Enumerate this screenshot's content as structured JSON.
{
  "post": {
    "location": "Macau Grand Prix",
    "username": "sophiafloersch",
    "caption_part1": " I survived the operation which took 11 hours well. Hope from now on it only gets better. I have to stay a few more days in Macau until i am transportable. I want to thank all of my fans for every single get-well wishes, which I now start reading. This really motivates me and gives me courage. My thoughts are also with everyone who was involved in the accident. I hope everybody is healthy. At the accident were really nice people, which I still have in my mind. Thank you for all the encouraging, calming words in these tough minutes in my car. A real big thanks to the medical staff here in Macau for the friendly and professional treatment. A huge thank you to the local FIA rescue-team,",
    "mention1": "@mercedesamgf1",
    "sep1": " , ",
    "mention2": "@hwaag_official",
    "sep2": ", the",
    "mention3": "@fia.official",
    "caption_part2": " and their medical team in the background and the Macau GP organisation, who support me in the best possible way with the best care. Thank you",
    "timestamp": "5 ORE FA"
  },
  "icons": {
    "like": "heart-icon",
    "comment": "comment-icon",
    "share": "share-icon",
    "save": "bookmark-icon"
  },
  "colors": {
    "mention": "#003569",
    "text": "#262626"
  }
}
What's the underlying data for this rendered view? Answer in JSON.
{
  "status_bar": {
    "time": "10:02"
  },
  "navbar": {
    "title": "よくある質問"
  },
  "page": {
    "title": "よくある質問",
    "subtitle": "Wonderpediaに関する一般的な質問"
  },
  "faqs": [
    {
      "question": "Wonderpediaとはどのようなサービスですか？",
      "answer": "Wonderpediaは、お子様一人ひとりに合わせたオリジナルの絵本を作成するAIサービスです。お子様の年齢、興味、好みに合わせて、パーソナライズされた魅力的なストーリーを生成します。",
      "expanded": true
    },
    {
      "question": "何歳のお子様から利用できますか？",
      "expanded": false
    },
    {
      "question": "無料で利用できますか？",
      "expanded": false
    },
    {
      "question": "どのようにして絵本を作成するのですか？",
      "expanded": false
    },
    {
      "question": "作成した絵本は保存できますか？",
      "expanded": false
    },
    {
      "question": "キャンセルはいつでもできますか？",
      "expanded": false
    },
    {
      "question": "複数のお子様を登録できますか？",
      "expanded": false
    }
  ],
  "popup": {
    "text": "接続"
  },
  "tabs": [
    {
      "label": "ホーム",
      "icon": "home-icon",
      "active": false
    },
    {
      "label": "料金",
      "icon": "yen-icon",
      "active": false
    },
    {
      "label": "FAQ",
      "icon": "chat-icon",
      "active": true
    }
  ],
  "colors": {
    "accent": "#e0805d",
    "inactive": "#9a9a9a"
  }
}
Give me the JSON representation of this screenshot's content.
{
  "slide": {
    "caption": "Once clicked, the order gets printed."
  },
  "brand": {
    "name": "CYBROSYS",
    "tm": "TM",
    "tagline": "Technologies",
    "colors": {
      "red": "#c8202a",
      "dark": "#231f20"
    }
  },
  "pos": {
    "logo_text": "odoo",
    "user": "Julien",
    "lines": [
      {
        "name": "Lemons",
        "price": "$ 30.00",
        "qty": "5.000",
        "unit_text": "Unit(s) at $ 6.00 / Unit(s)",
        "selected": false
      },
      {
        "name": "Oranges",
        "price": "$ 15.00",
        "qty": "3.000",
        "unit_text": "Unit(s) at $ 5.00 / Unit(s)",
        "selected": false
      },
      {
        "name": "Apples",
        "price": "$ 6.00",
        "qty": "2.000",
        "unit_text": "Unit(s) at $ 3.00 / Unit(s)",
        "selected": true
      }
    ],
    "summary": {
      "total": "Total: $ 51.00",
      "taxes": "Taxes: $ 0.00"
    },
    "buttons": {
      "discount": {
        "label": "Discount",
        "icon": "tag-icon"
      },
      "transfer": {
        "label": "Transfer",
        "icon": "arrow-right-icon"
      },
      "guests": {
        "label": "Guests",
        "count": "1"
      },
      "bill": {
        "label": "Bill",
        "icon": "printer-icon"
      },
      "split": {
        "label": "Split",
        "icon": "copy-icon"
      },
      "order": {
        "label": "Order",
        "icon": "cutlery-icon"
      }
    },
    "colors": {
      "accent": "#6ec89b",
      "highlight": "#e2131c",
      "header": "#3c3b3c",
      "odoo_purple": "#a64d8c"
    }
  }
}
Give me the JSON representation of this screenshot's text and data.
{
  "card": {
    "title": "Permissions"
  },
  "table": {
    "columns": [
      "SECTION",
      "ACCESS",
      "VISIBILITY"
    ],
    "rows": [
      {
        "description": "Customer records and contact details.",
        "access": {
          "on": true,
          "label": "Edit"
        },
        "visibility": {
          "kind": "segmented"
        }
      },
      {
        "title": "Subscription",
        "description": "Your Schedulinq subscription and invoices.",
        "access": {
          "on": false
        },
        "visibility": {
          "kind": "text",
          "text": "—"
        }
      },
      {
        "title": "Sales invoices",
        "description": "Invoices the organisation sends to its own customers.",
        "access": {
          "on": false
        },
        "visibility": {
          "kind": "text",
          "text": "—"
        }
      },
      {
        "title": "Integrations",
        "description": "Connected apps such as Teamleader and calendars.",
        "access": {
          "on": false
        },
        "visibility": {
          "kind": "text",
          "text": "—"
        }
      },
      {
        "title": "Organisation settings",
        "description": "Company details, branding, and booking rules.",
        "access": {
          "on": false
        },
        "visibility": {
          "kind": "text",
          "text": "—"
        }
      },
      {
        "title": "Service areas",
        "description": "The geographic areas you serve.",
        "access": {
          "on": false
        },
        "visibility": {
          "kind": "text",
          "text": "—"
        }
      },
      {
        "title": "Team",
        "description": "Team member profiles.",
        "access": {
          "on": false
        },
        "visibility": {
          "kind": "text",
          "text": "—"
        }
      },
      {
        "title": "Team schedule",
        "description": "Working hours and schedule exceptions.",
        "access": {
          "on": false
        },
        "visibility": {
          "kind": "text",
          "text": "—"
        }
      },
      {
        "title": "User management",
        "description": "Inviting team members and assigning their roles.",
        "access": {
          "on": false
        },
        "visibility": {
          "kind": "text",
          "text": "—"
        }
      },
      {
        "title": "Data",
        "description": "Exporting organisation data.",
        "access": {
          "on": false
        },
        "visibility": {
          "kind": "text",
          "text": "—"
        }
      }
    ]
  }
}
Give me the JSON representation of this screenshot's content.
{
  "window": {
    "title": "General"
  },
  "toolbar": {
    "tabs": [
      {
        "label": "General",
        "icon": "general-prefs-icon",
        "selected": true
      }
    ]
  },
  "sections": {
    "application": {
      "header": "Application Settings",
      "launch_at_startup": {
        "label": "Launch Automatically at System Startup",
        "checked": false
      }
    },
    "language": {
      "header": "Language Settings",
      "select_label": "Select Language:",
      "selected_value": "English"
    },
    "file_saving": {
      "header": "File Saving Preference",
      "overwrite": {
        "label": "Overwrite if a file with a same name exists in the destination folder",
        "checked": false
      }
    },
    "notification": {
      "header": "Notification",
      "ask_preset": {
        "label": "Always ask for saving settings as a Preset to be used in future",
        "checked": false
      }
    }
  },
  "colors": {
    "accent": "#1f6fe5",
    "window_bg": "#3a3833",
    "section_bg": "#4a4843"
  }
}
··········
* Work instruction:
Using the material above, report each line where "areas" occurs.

* Answer below:
        "title": "Service areas",
        "description": "The geographic areas you serve.",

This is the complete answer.